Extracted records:
——————————

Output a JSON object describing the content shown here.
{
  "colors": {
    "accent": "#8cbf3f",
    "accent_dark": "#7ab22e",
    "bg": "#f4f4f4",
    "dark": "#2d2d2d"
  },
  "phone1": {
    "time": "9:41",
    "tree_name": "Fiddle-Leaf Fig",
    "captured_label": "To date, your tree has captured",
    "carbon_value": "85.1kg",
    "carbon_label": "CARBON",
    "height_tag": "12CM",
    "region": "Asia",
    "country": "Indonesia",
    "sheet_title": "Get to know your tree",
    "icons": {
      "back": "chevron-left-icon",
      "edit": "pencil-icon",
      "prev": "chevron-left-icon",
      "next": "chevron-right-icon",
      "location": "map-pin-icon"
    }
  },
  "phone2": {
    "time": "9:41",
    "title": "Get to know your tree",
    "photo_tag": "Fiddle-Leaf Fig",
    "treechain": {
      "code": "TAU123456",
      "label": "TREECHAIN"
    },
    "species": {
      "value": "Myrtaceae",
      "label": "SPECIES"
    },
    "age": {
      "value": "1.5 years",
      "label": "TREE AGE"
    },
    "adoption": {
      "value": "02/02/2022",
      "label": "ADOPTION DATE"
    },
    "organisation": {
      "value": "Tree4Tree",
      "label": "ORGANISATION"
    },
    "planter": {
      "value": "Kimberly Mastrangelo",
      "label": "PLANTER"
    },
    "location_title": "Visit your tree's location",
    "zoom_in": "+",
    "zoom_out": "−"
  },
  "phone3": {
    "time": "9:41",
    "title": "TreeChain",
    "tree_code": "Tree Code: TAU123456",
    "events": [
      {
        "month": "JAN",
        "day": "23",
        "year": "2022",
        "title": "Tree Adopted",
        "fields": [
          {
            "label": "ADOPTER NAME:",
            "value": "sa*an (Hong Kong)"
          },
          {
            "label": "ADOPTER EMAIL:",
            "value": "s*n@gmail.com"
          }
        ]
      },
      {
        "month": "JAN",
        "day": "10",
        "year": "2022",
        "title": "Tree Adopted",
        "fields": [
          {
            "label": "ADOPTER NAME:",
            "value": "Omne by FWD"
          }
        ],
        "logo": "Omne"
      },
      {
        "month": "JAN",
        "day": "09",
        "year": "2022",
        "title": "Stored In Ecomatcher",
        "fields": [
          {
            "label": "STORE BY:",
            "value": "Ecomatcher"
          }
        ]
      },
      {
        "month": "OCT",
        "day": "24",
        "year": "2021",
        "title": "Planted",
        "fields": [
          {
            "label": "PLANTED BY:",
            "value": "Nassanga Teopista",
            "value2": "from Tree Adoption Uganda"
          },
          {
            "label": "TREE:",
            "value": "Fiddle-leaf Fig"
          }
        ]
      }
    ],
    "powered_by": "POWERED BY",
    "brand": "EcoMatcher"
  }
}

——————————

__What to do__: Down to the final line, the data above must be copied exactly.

__Answer to this task__:
Output a JSON object describing the content shown here.
{
  "colors": {
    "accent": "#8cbf3f",
    "accent_dark": "#7ab22e",
    "bg": "#f4f4f4",
    "dark": "#2d2d2d"
  },
  "phone1": {
    "time": "9:41",
    "tree_name": "Fiddle-Leaf Fig",
    "captured_label": "To date, your tree has captured",
    "carbon_value": "85.1kg",
    "carbon_label": "CARBON",
    "height_tag": "12CM",
    "region": "Asia",
    "country": "Indonesia",
    "sheet_title": "Get to know your tree",
    "icons": {
      "back": "chevron-left-icon",
      "edit": "pencil-icon",
      "prev": "chevron-left-icon",
      "next": "chevron-right-icon",
      "location": "map-pin-icon"
    }
  },
  "phone2": {
    "time": "9:41",
    "title": "Get to know your tree",
    "photo_tag": "Fiddle-Leaf Fig",
    "treechain": {
      "code": "TAU123456",
      "label": "TREECHAIN"
    },
    "species": {
      "value": "Myrtaceae",
      "label": "SPECIES"
    },
    "age": {
      "value": "1.5 years",
      "label": "TREE AGE"
    },
    "adoption": {
      "value": "02/02/2022",
      "label": "ADOPTION DATE"
    },
    "organisation": {
      "value": "Tree4Tree",
      "label": "ORGANISATION"
    },
    "planter": {
      "value": "Kimberly Mastrangelo",
      "label": "PLANTER"
    },
    "location_title": "Visit your tree's location",
    "zoom_in": "+",
    "zoom_out": "−"
  },
  "phone3": {
    "time": "9:41",
    "title": "TreeChain",
    "tree_code": "Tree Code: TAU123456",
    "events": [
      {
        "month": "JAN",
        "day": "23",
        "year": "2022",
        "title": "Tree Adopted",
        "fields": [
          {
            "label": "ADOPTER NAME:",
            "value": "sa*an (Hong Kong)"
          },
          {
            "label": "ADOPTER EMAIL:",
            "value": "s*n@gmail.com"
          }
        ]
      },
      {
        "month": "JAN",
        "day": "10",
        "year": "2022",
        "title": "Tree Adopted",
        "fields": [
          {
            "label": "ADOPTER NAME:",
            "value": "Omne by FWD"
          }
        ],
        "logo": "Omne"
      },
      {
        "month": "JAN",
        "day": "09",
        "year": "2022",
        "title": "Stored In Ecomatcher",
        "fields": [
          {
            "label": "STORE BY:",
            "value": "Ecomatcher"
          }
        ]
      },
      {
        "month": "OCT",
        "day": "24",
        "year": "2021",
        "title": "Planted",
        "fields": [
          {
            "label": "PLANTED BY:",
            "value": "Nassanga Teopista",
            "value2": "from Tree Adoption Uganda"
          },
          {
            "label": "TREE:",
            "value": "Fiddle-leaf Fig"
          }
        ]
      }
    ],
    "powered_by": "POWERED BY",
    "brand": "EcoMatcher"
  }
}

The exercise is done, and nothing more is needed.